Who would have thought, as we entered election year 2020, that the world was about to be so profoundly disrupted? The COVID-19 pandemic has dominated public discourse, and acute health, economic and social issues have captured the public psyche.
These urgent concerns have pervaded all parts of society, so it is no surprise, then, that this general election is being framed as the “COVID-election”, with political parties jostling to be seen as the best crisis-managers and most “trustworthy hands”. This has led to a focus on short-term issues of border management and health and socio-economic concerns. While both important and necessary, is this distracting from a much-needed discourse on the structural issues of our society?
…while the acute response to Covid-19 is important, it appears to have overshadowed debate on the long-standing social and structural issues that have plagued Aotearoa New Zealand…
Covid-19 is a genuinely scary pandemic that leaves us with few, if any, good options. Global and national responses have varied, but each has come with massive socio-economic consequences, and often severe health implications as well. Aotearoa New Zealand chose an elimination strategy with strict border controls, but any other response was judged to come with intolerable health costs and no guarantee of economic gains.
While we’ve headed down a good path, it has consequences and our politicians must take the lead in mitigating and managing these consequences. With this in mind, the election should address how borders, health, debt and the economy will all be managed.
It is important to keep one eye on the pandemic. However, what is worrying is that the acute response to Covid-19 appears to have overshadowed debate on the long-standing social and structural issues that have plagued Aotearoa New Zealand. These issues have cost lives and compromised wellbeing in excess of what Covid-19 has, or was likely to cause.
These structural issues can vary widely – from structural racism and discrimination we see in things like gender and ethnicity pay-gaps, to aspects of the Aotearoa New Zealand’s public systems which, through underfunding or mismanagement, are now in a position where they are unable to deliver sufficiently on their roles to meet the needs of the public. Simply put, structural issues arise where, due to their design, our institutions, be they tangible, eg the health and education systems, or intangible, eg social and cultural norms, create negative outcomes for some or all of society.
Unfortunately, portions of Aotearoa New Zealand have been in chronic crisis for decades, in part because of these structural issues. While some require a collective socio-cultural response, and others arise through economic resourcing and ideology, all can benefit from political intervention. It’s surprising then, that across multiple parties and leaders, politicians have shown a baffling inability or unwillingness to manage these slow-moving crises that require coordination, planning and funding that spans political cycles.
Public infrastructure is, perhaps, the clearest example of where structural issues have arisen through the political equivalent of “passing the buck”. Public infrastructure includes our transportation network (which has achieved some development, mostly through strong lobbying), but also less visible networks like water and waste networks. Importantly, it also includes public services such as hospitals and schools. Infrastructure is a difficult issue for governments, particularly those with short political cycles like our own.

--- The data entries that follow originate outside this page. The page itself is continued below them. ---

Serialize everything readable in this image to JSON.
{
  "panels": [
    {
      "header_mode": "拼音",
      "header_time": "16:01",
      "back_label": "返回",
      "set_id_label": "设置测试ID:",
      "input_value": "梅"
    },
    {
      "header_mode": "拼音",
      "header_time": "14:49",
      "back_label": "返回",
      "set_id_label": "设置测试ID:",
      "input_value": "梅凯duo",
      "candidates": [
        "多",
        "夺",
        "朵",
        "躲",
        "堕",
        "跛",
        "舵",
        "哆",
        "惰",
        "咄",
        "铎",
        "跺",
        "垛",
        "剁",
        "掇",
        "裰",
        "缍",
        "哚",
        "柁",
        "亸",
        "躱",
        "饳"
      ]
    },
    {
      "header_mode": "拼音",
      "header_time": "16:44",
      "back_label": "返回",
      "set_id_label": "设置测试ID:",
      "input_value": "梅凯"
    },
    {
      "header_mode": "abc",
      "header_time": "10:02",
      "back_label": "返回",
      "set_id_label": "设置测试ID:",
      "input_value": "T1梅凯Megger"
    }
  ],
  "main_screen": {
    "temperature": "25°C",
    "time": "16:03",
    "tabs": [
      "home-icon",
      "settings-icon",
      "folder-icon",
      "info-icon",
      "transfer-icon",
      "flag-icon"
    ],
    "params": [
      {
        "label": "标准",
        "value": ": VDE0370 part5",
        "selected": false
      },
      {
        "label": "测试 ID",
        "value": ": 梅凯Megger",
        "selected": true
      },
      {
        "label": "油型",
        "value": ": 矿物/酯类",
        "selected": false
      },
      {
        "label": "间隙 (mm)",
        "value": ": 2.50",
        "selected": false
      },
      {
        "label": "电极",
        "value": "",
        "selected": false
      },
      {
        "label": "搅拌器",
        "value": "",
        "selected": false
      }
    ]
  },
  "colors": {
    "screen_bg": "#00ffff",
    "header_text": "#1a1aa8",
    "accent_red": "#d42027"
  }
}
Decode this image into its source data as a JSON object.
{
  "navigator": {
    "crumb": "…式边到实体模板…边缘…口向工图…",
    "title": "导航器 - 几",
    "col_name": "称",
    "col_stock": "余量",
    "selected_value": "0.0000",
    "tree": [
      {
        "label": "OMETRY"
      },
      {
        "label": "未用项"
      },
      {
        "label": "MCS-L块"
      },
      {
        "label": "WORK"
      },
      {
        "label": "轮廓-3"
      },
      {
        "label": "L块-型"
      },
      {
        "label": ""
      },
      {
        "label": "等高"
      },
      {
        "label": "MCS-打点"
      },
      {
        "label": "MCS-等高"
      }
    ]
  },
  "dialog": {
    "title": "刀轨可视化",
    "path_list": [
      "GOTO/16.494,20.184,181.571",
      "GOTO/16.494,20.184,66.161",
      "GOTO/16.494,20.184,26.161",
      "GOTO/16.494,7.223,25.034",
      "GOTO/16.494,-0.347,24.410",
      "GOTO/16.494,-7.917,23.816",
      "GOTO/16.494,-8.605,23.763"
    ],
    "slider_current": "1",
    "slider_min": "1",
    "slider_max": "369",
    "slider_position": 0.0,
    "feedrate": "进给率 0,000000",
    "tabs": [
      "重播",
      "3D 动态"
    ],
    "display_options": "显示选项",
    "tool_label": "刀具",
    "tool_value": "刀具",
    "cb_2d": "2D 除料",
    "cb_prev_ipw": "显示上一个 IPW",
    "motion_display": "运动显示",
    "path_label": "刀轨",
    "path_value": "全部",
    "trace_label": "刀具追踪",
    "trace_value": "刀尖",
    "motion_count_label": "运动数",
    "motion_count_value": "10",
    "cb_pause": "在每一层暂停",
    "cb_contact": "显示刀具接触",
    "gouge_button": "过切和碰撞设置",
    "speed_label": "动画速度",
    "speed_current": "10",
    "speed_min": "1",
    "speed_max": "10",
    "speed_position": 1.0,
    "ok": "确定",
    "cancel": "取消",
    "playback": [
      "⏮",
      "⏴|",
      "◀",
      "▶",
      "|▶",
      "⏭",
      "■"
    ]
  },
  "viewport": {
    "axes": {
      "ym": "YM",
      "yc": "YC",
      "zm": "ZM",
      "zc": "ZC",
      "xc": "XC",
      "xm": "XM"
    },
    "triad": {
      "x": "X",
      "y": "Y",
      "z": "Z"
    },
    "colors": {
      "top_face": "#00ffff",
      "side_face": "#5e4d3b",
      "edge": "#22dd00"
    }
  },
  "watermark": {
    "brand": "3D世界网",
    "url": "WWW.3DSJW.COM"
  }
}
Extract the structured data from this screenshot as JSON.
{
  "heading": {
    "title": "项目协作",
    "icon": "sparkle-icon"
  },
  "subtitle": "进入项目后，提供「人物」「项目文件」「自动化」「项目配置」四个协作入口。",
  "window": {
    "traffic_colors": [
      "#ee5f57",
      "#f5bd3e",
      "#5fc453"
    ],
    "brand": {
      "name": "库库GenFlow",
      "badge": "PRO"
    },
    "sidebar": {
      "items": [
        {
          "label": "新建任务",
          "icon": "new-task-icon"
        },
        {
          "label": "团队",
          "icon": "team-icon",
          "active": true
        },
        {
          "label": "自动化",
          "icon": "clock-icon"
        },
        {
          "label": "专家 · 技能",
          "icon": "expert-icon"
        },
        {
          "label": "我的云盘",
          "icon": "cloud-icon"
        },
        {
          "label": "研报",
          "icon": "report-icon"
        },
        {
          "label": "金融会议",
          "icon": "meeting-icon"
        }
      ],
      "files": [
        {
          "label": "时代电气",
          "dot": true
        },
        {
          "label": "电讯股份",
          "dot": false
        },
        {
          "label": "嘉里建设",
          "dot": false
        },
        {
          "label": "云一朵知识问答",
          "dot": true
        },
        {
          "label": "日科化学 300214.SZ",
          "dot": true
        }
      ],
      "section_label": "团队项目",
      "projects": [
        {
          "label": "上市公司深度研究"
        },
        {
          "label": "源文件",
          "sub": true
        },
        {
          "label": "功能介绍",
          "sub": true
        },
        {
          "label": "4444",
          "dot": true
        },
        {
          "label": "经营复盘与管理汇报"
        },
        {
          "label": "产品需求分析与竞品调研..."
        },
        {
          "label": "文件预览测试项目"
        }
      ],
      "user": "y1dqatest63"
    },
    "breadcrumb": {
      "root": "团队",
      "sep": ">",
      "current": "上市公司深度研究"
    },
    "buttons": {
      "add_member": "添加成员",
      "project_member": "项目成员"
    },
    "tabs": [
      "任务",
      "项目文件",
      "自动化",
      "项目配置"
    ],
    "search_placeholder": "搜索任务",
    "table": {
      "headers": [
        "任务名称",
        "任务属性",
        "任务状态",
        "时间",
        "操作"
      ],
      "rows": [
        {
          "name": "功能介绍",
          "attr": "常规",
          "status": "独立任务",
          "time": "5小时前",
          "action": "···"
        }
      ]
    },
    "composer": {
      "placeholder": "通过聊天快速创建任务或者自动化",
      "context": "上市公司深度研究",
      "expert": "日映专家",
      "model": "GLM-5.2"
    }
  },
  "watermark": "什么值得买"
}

Public appetite for debt or taxation is low, the costs of infrastructure investment are high and often the benefits are only observed well into the future.
Lack of health infrastructure
We see this lack of infrastructure investment very clearly in the health sector. Many of our hospitals and public facilities are under severe capacity constraints, while lack of investment and renewal have resulted in buildings that are neither fit for purpose nor enabling of the best standard of care. What is perverse is often this older infrastructure is more expensive to operate and maintain than renewed infrastructure would be, placing further strain on the health budget. As some astute health professionals have observed, the poor state of much of our health infrastructure means Aotearoa New Zealand often struggles with annual flu seasons, let alone something as severe and resource-intensive as Covid-19.
The 2020 election should be the “Covid-19 election”, and we should be judging our politicians on their ability to manage their way through this acute crisis. But that doesn’t absolve our political classes from thinking about managing the chronic structural issues which have, and continue to challenge our socio-economic development.
If Covid-19 has shown us anything, it is the value of long-term planning and good quality social services in addressing the most unexpected of events.
Matt Roskruge, PhD, Te Ātiawa, Ngāti Tama, is the co-director of Te Au Rangahau and a senior lecturer, School of Economics and Finance, Massey Business School, Massey University.